Pecos National Historical Park, site of an old pueblo and Forked Lightening Ranch once home to late actress Greer Garson and her husband Buddy E.E. Fogelson (they deeded part of their property to the National Park Service) is worth a visit. On your way, stop in town for some New Mexico road food at Frankie’s at the Casanova.
Frankie’s at the Casanova
Frankie’s at the Casanova is a bit off the beaten path, but worth a stop if you’re heading north or spending time touring Pecos. This historic spot run by Brian Sandoval was built between 1908 and 1911. Originally a general store, it later became Harrison’s Casa Nova, a hopping bar and lounge during the pre-1937 era when Rte 66 ran through town. The dining room probably feels much as it did 1948, when the western murals were painted onto the plastered walls. Frankie’s green chile is so good they bottle it. Take home a jar.
New Mexico Road food in Las Vegas, NM
Charlie’s Spic and Span
Charlie’s Spic and Span Bakery and Café (715 Douglas Avenue 505-426-1921) is so busy it seems like everyone in town gets their Northern New Mexican food fix here. Our friend, Tina, who sent us here, said they have “the best sopapillas in New Mexico.” They were pretty darned good! Try the stuffed ones smothered in your favorite chile, or go for Christmas.
El Rialto Restaurant & Lounge (141 Bridge Street, 505- 454-0037) a block from the historic West Las Vegas Plaza, is another place packed with locals. They’re open from 10:30am to 8:30pm Tuesday through Saturday. We tried it after two locals recommended it. The food is Northern New Mexican and the chile is hot.
The Turquoise Trail
The Turquoise Trail Scenic Byway aka NM 14 is another popular day trip. Head south to Cerrillos (an old gold mining town now considered a ghost town as well as home to Cerrillos Hills State Park); Madrid, a former coal mining town turned arts town and on to the Tinker Town Museum. Our two favorite places to stop for a bit to eat are San Marcos Cafe and the Mine Shaft Tavern.
San Marcos Cafe
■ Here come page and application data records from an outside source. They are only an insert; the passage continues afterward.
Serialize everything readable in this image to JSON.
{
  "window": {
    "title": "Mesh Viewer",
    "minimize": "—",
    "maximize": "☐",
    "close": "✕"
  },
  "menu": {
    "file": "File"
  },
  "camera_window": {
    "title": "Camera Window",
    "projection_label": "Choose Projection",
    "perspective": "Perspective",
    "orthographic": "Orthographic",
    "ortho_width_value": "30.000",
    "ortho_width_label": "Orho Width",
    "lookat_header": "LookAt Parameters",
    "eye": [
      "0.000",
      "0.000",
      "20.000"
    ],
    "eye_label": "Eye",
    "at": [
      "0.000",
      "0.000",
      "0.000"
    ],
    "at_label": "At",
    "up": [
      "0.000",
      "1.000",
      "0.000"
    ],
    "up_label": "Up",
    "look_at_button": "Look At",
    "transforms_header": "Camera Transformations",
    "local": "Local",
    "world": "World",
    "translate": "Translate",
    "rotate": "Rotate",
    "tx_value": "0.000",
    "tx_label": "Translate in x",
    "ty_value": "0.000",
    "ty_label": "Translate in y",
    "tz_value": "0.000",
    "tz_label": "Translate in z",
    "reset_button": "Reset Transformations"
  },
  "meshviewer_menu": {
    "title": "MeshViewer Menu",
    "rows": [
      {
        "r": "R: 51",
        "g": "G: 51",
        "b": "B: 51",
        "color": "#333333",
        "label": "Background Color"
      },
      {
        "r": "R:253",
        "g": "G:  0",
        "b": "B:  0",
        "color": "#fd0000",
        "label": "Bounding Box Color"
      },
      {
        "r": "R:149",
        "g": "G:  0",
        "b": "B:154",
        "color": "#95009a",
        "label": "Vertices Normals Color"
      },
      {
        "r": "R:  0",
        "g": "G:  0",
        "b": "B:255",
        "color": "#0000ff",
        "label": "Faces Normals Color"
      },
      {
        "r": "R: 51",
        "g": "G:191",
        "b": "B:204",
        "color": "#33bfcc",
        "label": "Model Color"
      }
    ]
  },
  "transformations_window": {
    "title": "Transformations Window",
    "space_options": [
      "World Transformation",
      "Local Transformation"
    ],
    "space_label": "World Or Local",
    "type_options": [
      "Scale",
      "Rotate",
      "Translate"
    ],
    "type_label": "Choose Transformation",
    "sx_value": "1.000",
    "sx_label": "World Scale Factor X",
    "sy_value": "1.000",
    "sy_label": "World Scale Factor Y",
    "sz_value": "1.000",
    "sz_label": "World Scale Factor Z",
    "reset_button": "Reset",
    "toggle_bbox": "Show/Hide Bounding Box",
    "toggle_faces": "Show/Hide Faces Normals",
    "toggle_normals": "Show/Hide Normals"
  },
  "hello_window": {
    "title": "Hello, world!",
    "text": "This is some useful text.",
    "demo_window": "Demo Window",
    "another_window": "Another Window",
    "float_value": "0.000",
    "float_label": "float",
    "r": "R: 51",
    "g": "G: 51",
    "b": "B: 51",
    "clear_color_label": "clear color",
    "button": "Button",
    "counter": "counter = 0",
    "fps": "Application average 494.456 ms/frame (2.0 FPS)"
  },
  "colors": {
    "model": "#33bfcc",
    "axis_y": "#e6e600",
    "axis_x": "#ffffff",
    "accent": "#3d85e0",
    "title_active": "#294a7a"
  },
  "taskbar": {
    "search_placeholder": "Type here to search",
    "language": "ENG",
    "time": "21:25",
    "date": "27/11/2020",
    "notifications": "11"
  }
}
San Marcos Café is tucked into the front of the eponymous feed store, and a bit hard to find. Look for for the vintage pickup truck parked by an old windmill and a freestanding sign proclaiming “Feed Store” on the west side of the road. The cozy, homey place, serving up breakfast and lunch, is really popular with locals and has made it into a few guide books. The menu is a combo of American and New Mexican. Check the daily specials board. It’s often a clue to what to order that day. At breakfast try one of the HUGE house-baked cinnamon buns. Wonder around the front and side yards. There are peacocks and other fowl both caged and wondering around.
Mine Shaft Tavern
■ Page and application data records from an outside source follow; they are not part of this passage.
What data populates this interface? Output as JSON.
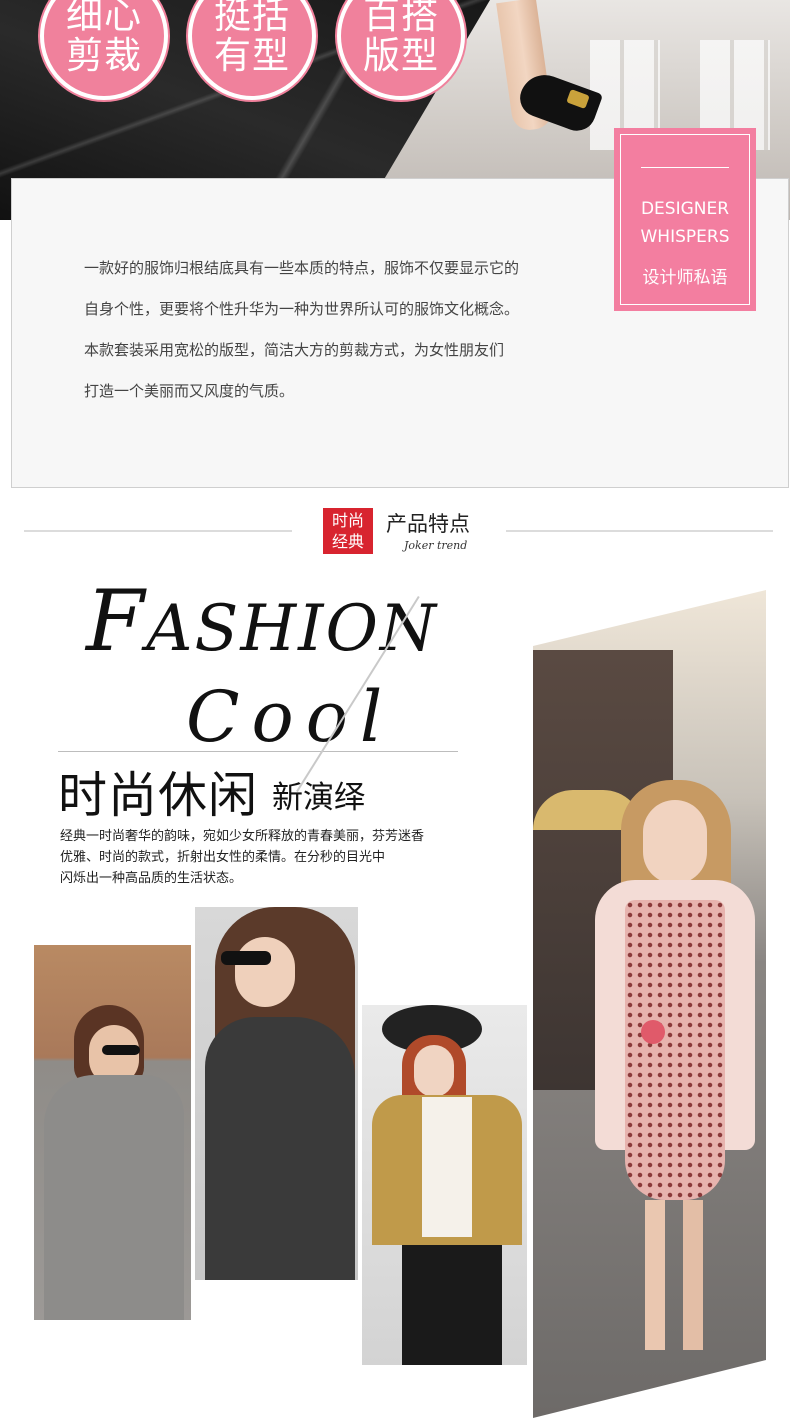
{
  "hero": {
    "badges": [
      {
        "line1": "细心",
        "line2": "剪裁"
      },
      {
        "line1": "挺括",
        "line2": "有型"
      },
      {
        "line1": "百搭",
        "line2": "版型"
      }
    ]
  },
  "whispers": {
    "tag_en_line1": "DESIGNER",
    "tag_en_line2": "WHISPERS",
    "tag_cn": "设计师私语",
    "paragraph": [
      "一款好的服饰归根结底具有一些本质的特点，服饰不仅要显示它的",
      "自身个性，更要将个性升华为一种为世界所认可的服饰文化概念。",
      "本款套装采用宽松的版型，简洁大方的剪裁方式，为女性朋友们",
      "打造一个美丽而又风度的气质。"
    ]
  },
  "section": {
    "badge_line1": "时尚",
    "badge_line2": "经典",
    "title": "产品特点",
    "subtitle": "Joker trend"
  },
  "feature": {
    "fashion_first": "F",
    "fashion_rest": "ASHION",
    "cool": "Cool",
    "headline": "时尚休闲",
    "headline_sub": "新演绎",
    "description": [
      "经典一时尚奢华的韵味，宛如少女所释放的青春美丽，芬芳迷香",
      "优雅、时尚的款式，折射出女性的柔情。在分秒的目光中",
      "闪烁出一种高品质的生活状态。"
    ]
  },
  "colors": {
    "pink_badge": "#f0819c",
    "pink_tag": "#f37ea0",
    "red_badge": "#d8242f"
  }
}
Mine Shaft Tavern is a gathering place for locals and has a reputation as a biker bar. It’s worth a stop for a burger, their tangy chile con carne or other pub favorites. The walls are covered with art and murals done by the late Ross Ward, creator of the Tinkertown Museum, a bit further south on the Turquoise Trail. The bar offers live music on weekends.
This list is just a drop in the Northern New Mexico road food bucket. We’re missed a bunch. What are your Northern New Mexico road food favorites?
Northern New Mexico road is a companion piece to Road trips: Santa Fe Sunday drives.